The opinion of the court was delivered by: William M. Skretny Chief Judge United States District Court
Presently before the Court is Plaintiff's motion, pursuant to Federal Rules of Civil Procedure 4 and 6, to extend the time to serve two defendants, and for approval of alternate means of service. For the reasons stated below, the motion is granted in part and denied in part.
This interpleader action relates to the disbursement of the balance of a profit sharing plan account held for a deceased individual. Plaintiff has identified ten potential individual beneficiaries. Eight of the ten known defendants have been served. The instant motion relates to service on Jermain Travis Scott, whose whereabouts is unknown, and on Carl Lee Spikes, Jr., who is serving in the United States Army overseas at an undisclosed location. Since commencing this action on August 24, 2011, Plaintiff has made multiple attempts to locate and/or serve these individuals. Prior to expiration of the 120 day time limit for service, Plaintiff moved for an extension of time to serve both individuals, and for authorization to serve them by alternative means.
Federal Rule of Civil Procedure 6(b)(1)(A) provides that the Court may, for good cause shown, extend the time in which an act may or must be done where a party's request is made before the original time or any previously granted extension expires.
Since commencing this action, Plaintiff attempted to serve this defendant at his last known address, where he no longer resides; attempted to obtain information from family members as to the defendant's current whereabouts; followed up on information that the defendant may be incarcerated by searching state department of corrections websites; employed a private investigator to search for the defendant; and attempted to serve the defendant at the address provided by the investigator, only to find that the defendant no longer resides there. (Docket No. 18, Mahr Aff. ¶¶ 9-17.)
There is no basis to believe this defendant will be prejudiced by a delay in service, and Plaintiff's diligence in pursuing service is good cause to extend its time for the requested 90 days from the expiration of the original deadline.

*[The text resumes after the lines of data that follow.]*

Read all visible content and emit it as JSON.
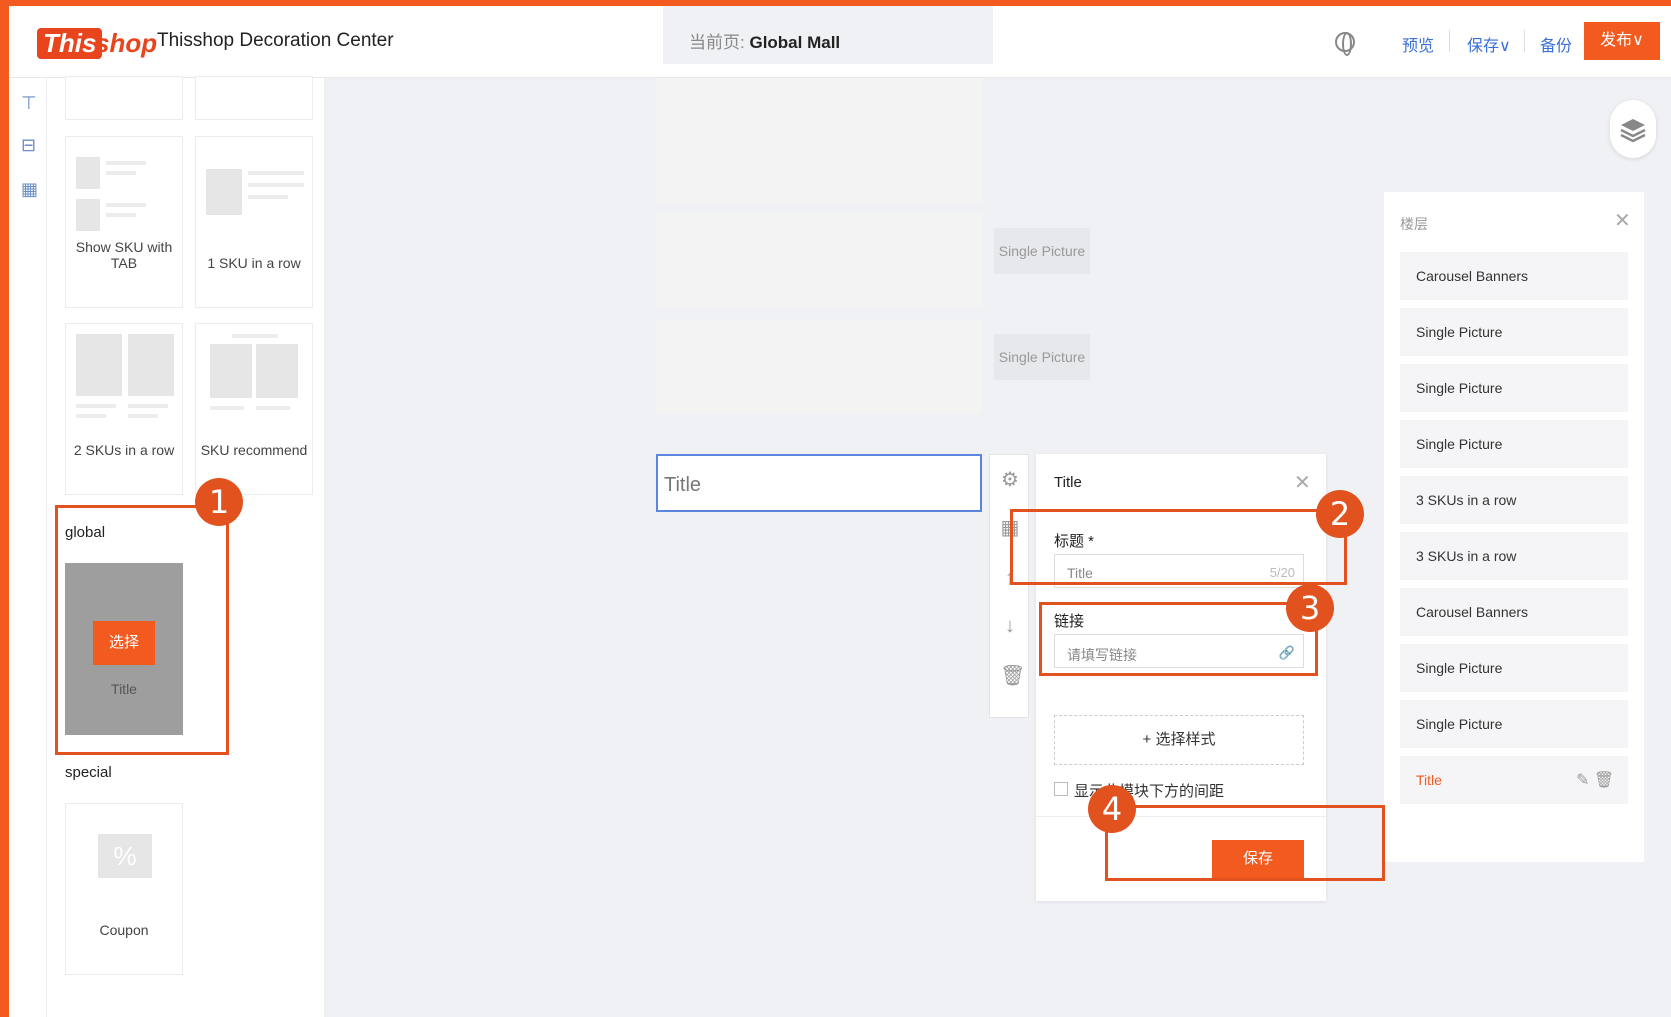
{
  "header": {
    "logo_this": "This",
    "logo_shop": "shop",
    "app_title": "Thisshop Decoration Center",
    "current_page_label": "当前页:",
    "current_page_value": "Global Mall",
    "preview": "预览",
    "save": "保存∨",
    "backup": "备份",
    "publish": "发布∨"
  },
  "components": {
    "cards": [
      {
        "label": "Show SKU with TAB"
      },
      {
        "label": "1 SKU in a row"
      },
      {
        "label": "2 SKUs in a row"
      },
      {
        "label": "SKU recommend"
      }
    ],
    "global_section": "global",
    "global_card": {
      "select_label": "选择",
      "title": "Title"
    },
    "special_section": "special",
    "special_card": {
      "icon": "%",
      "label": "Coupon"
    }
  },
  "canvas": {
    "tags": [
      "Single Picture",
      "Single Picture"
    ],
    "title_box": "Title"
  },
  "edit_panel": {
    "title": "Title",
    "field_title_label": "标题 *",
    "field_title_value": "Title",
    "field_title_count": "5/20",
    "field_link_label": "链接",
    "field_link_placeholder": "请填写链接",
    "style_button": "+ 选择样式",
    "checkbox_label": "显示此模块下方的间距",
    "save_button": "保存"
  },
  "layers": {
    "header": "楼层",
    "items": [
      "Carousel Banners",
      "Single Picture",
      "Single Picture",
      "Single Picture",
      "3 SKUs in a row",
      "3 SKUs in a row",
      "Carousel Banners",
      "Single Picture",
      "Single Picture",
      "Title"
    ]
  },
  "annotations": [
    "1",
    "2",
    "3",
    "4"
  ],
  "colors": {
    "accent": "#f25a1f",
    "annotation": "#e2521f",
    "link": "#3a6fd8"
  }
}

Plaintiff was advised at the outset of this action that this defendant is a member of the armed forces, serving overseas. Plaintiff was provided an Army Post Office ("APO") address as a means of communicating with the defendant. A family member also provided an email address and telephone number. Plaintiff mailed the Request to Waive Service of a Summons and other papers. In addition, Plaintiff emailed the same papers to the defendant three times, telephoned and left messages for him three times, and spoke to him twice by telephone. In the first conversation, defendant advised that he had received the papers sent to his APO address, was deployed and was not allowed to provide any information that could assist with personal service, and wished to speak with a JAG officer before signing the Waiver of Service. In the second conversation, on December 14, 2011, the defendant advised that he had spoken with his JAG officer, would sign the waiver, but was then on a mission and would not be able to do so until December 19th or 20th, or later. In other words, even assuming the defendant's compliance, there is no guarantee service will be complete prior to expiration of the 120 day time period. (Mahr Aff. ¶¶ 19-25.)
There is no basis to believe this defendant will be prejudiced by a delay in service, and Plaintiff has shown good cause to extend its time for the requested 90 days from the expiration of the original deadline.
Plaintiff hopes to receive this defendant's Waiver of Service form on or before January 10, 2012. If it does not, it seeks authorization to serve the defendant by mailing the summons and complaint to his APO address, and by sending the documents to the two email addresses the defendant provided to Plaintiff.
"A Court may direct service on an individual in a foreign country by any means not prohibited by international agreement." Western Supreme Buddha Ass'n, Inc. v. Oasis World Peace and Health Found., No. 08 Civ. 1374, 2011 U.S. Dist. LEXIS 23483, at *3 (N.D.N.Y. Mar. 9, 2011) (citations and internal quotation marks omitted); Fed. R. Civ. P. 4(f)(3). Because this defendant's whereabouts is unknown, the Court cannot determine whether the country in which he is located is a signatory to the Hague Convention. Even assuming that it is, service by mail and email would not be prohibited by ...